"We buy services from BOCES, with the anticipation if we purchase another service we're going to get more aid to offset some of those costs the following year," Petrus said. "Does that mean there's not an advantage to us purchasing from BOCES anymore?"
The governor wants to rein in expense-driven aid, maintaining that spending on expenses such as construction and transportation has outpaced inflation in the past eight years. He would create a new tier of building aid for projects approved starting in the next school year. He also proposes capping transportation aid to the rate of inflation, or inflation plus enrollment growth.
Timbs said some districts are planning capital projects based on their reimbursement rate, and it would be difficult to plan and get voter approval for an ever-changing rate.
New York State Council of School Superintendents Executive Director Charles Dedrick said the proposal to lump the 10 aid categories into foundation aid is worrisome.
"District officials have some ability to forecast future aid levels for these formulas, but they cannot predict what foundation aid will be from one year to the next," Dedrick said in a written statement. "Proposals to cap transportation aid and revise building aid reimbursements raise similar concerns and threaten to impose new costs for districts to absorb within the property tax cap."

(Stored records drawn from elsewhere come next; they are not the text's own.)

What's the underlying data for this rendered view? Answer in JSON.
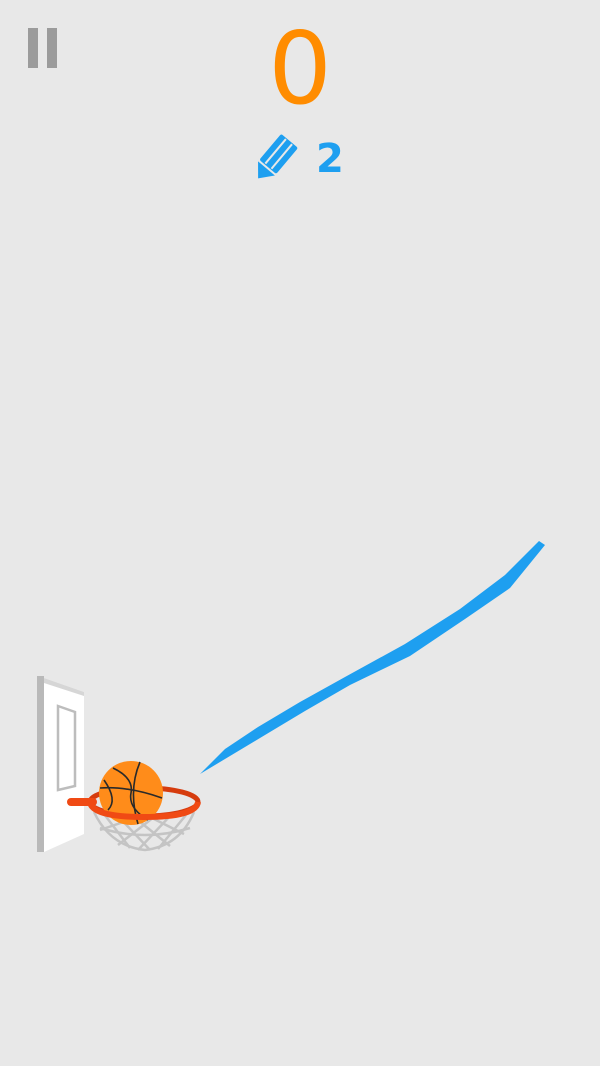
{
  "game": {
    "score": "0",
    "pencils_left": "2"
  },
  "colors": {
    "background": "#e8e8e8",
    "score": "#ff8c00",
    "ink": "#1e9ff0",
    "pause": "#9b9b9b",
    "rim": "#f04a14",
    "ball": "#ff8c1a"
  },
  "icons": {
    "pause": "pause-icon",
    "pencil": "pencil-icon",
    "ball": "basketball-icon"
  }
}
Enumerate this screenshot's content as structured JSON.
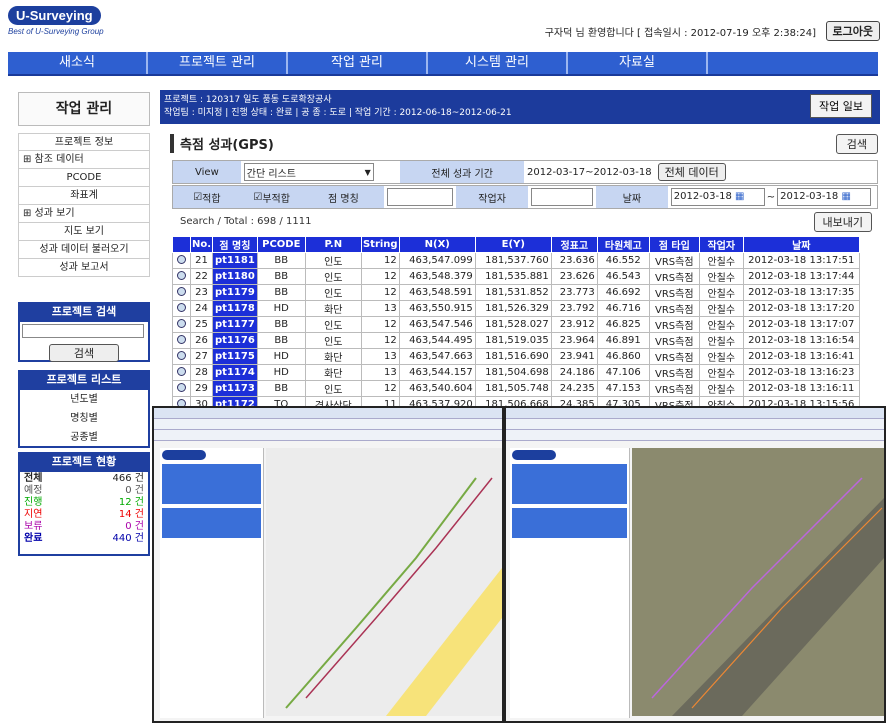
{
  "header": {
    "logo": "U-Surveying",
    "tagline": "Best of U-Surveying Group",
    "welcome": "구자덕 님 환영합니다 [ 접속일시 : 2012-07-19 오후 2:38:24]",
    "logout": "로그아웃"
  },
  "topnav": [
    "새소식",
    "프로젝트 관리",
    "작업 관리",
    "시스템 관리",
    "자료실"
  ],
  "sidebar": {
    "title": "작업 관리",
    "menu": [
      "프로젝트 정보",
      "⊞ 참조 데이터",
      "PCODE",
      "좌표계",
      "⊞ 성과 보기",
      "지도 보기",
      "성과 데이터 불러오기",
      "성과 보고서"
    ],
    "search_title": "프로젝트 검색",
    "search_btn": "검색",
    "list_title": "프로젝트 리스트",
    "list": [
      "년도별",
      "명칭별",
      "공종별"
    ],
    "status_title": "프로젝트 현황",
    "status": [
      {
        "label": "전체",
        "value": "466 건",
        "color": "#000"
      },
      {
        "label": "예정",
        "value": "0 건",
        "color": "#333"
      },
      {
        "label": "진행",
        "value": "12 건",
        "color": "#0a0"
      },
      {
        "label": "지연",
        "value": "14 건",
        "color": "#e00"
      },
      {
        "label": "보류",
        "value": "0 건",
        "color": "#a0a"
      },
      {
        "label": "완료",
        "value": "440 건",
        "color": "#00a"
      }
    ]
  },
  "project": {
    "line1": "프로젝트 : 120317 일도 풍동 도로확장공사",
    "line2": "작업팀 : 미지정 | 진행 상태 : 완료 | 공 종 : 도로 | 작업 기간 : 2012-06-18~2012-06-21",
    "work_btn": "작업 일보"
  },
  "section": {
    "title": "측점 성과(GPS)",
    "search_btn": "검색"
  },
  "filter": {
    "view_label": "View",
    "view_value": "간단 리스트",
    "period_label": "전체 성과 기간",
    "period_value": "2012-03-17~2012-03-18",
    "all_btn": "전체 데이터",
    "chk1": "적합",
    "chk2": "부적합",
    "name_label": "점 명칭",
    "worker_label": "작업자",
    "date_label": "날짜",
    "date_from": "2012-03-18",
    "date_to": "2012-03-18"
  },
  "search_total": "Search / Total :  698 / 1111",
  "export_btn": "내보내기",
  "table": {
    "headers": [
      "",
      "No.",
      "점 명칭",
      "PCODE",
      "P.N",
      "String",
      "N(X)",
      "E(Y)",
      "정표고",
      "타원체고",
      "점 타입",
      "작업자",
      "날짜"
    ],
    "rows": [
      [
        "21",
        "pt1181",
        "BB",
        "인도",
        "12",
        "463,547.099",
        "181,537.760",
        "23.636",
        "46.552",
        "VRS측점",
        "안칠수",
        "2012-03-18 13:17:51"
      ],
      [
        "22",
        "pt1180",
        "BB",
        "인도",
        "12",
        "463,548.379",
        "181,535.881",
        "23.626",
        "46.543",
        "VRS측점",
        "안칠수",
        "2012-03-18 13:17:44"
      ],
      [
        "23",
        "pt1179",
        "BB",
        "인도",
        "12",
        "463,548.591",
        "181,531.852",
        "23.773",
        "46.692",
        "VRS측점",
        "안칠수",
        "2012-03-18 13:17:35"
      ],
      [
        "24",
        "pt1178",
        "HD",
        "화단",
        "13",
        "463,550.915",
        "181,526.329",
        "23.792",
        "46.716",
        "VRS측점",
        "안칠수",
        "2012-03-18 13:17:20"
      ],
      [
        "25",
        "pt1177",
        "BB",
        "인도",
        "12",
        "463,547.546",
        "181,528.027",
        "23.912",
        "46.825",
        "VRS측점",
        "안칠수",
        "2012-03-18 13:17:07"
      ],
      [
        "26",
        "pt1176",
        "BB",
        "인도",
        "12",
        "463,544.495",
        "181,519.035",
        "23.964",
        "46.891",
        "VRS측점",
        "안칠수",
        "2012-03-18 13:16:54"
      ],
      [
        "27",
        "pt1175",
        "HD",
        "화단",
        "13",
        "463,547.663",
        "181,516.690",
        "23.941",
        "46.860",
        "VRS측점",
        "안칠수",
        "2012-03-18 13:16:41"
      ],
      [
        "28",
        "pt1174",
        "HD",
        "화단",
        "13",
        "463,544.157",
        "181,504.698",
        "24.186",
        "47.106",
        "VRS측점",
        "안칠수",
        "2012-03-18 13:16:23"
      ],
      [
        "29",
        "pt1173",
        "BB",
        "인도",
        "12",
        "463,540.604",
        "181,505.748",
        "24.235",
        "47.153",
        "VRS측점",
        "안칠수",
        "2012-03-18 13:16:11"
      ],
      [
        "30",
        "pt1172",
        "TO",
        "경사상단",
        "11",
        "463,537.920",
        "181,506.668",
        "24.385",
        "47.305",
        "VRS측점",
        "안칠수",
        "2012-03-18 13:15:56"
      ]
    ]
  }
}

As veterans of the school aid dance in Albany note, it's only January, and there are more than two months of give and take between the state Legislature and the governor before the budget adoption deadline of April 1.

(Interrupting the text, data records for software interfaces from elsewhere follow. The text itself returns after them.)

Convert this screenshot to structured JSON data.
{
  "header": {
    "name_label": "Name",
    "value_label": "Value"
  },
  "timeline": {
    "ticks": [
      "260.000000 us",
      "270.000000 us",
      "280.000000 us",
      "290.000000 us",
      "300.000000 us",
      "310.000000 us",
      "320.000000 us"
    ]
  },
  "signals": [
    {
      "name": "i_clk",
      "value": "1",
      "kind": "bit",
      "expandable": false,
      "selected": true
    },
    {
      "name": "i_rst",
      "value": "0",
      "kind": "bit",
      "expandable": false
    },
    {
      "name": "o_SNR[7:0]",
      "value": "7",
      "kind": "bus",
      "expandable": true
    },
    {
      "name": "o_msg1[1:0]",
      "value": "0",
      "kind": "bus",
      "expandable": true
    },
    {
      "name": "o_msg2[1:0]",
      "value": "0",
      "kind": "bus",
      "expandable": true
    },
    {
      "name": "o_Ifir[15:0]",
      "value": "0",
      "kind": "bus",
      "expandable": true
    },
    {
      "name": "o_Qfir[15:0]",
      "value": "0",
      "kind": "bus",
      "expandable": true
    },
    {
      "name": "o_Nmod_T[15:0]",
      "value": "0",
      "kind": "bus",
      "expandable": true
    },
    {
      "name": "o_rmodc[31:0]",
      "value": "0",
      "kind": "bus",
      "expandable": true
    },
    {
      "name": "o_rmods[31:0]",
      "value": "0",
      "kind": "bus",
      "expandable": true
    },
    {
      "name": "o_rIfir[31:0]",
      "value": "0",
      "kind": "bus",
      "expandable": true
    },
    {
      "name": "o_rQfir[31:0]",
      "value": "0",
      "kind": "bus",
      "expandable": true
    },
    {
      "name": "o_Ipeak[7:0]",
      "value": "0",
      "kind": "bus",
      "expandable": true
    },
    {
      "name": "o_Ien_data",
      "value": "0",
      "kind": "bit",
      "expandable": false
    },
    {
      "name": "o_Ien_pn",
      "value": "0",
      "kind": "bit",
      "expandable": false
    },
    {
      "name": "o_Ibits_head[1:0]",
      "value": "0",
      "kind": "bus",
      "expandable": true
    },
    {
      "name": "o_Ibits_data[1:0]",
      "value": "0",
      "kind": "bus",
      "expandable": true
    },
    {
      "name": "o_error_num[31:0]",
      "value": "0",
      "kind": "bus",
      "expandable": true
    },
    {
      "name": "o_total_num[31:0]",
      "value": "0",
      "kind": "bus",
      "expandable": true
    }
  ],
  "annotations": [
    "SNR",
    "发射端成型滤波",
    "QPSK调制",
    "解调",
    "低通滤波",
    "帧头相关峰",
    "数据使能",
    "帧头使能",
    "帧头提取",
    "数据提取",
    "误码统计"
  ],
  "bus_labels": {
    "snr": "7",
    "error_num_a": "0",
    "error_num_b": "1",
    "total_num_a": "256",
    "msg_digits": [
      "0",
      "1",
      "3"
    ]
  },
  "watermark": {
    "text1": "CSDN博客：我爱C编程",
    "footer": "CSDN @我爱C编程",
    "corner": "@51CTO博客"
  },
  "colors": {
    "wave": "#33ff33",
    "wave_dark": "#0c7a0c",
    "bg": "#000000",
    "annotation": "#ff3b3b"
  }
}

Below are the governor's proposals for school aid and the percentage change from this year's aid. Figures do not include building aid, which is reimbursed to districts and is different for each district.
Akron: $13,810,514, up 2.74%
Alden: $13,450,874, up 2.12%
Amherst: $13,481,573, up 1.18%
Buffalo: $684,756,395, up 2.57%
Cheektowaga: $16,033,103, up 3.11%
Clarence: $21,471,155, up 4.69%
Cleveland Hill: $12,875,506, up 2.70%
Depew: $18,052,857, up 4.95%
East Aurora: $8,006,737, up 0.39%
Eden: $10,955,661, up 1.83%
Frontier: $32,621,362 up 1.11%
Grand Island: $17,573,928, up 3.99%
Hamburg: $23,574,990, up 1.86%
Holland: $9,909,344, up 1.69%
Iroquois: $13,737,285, up 1.78%
Kenmore-Tonawanda: $53,392,269, up 1.12%
Lackawanna: $38,674,949, up 1.01%
Lake Shore: $28,688,743, up 0.58%
Lancaster: $33,741,315, up 3.13%
Maryvale: $17,079,560, up 2.31%
North Collins: $7,560,737, up 3.26%
Orchard Park: $24,970,163, up 2.22%
Sloan: $15,790,636, up 1.76%
Springville-Griffith: $18,248,149, up 0.66%
Sweet Home: $21,539,790, up 3.78%
Tonawanda: $17,853,794, up 0.68%
West Seneca: $46,128,044, up 1.97%
Williamsville: $37,932,319, up 5.01%
Barker: $7,898,472, up 7.20%
Lewiston-Porter: $14,371,513, up 1.64%
Lockport: $50,700,151, up 0.95%
Newfane $18,170,800, up 2.00%
Niagara Falls: $109,035,842, up 1.88%
Niagara Wheatfield: $31,408,069, up 1.75%
North Tonawanda: $37,557,825, up 0.96%
Royalton-Hartland: $14,338,386, up 1.21%
Starpoint: $18,305,290, up 1.16%
Wilson: $12,991,593, up 1.62%
Source: State Division of the Budget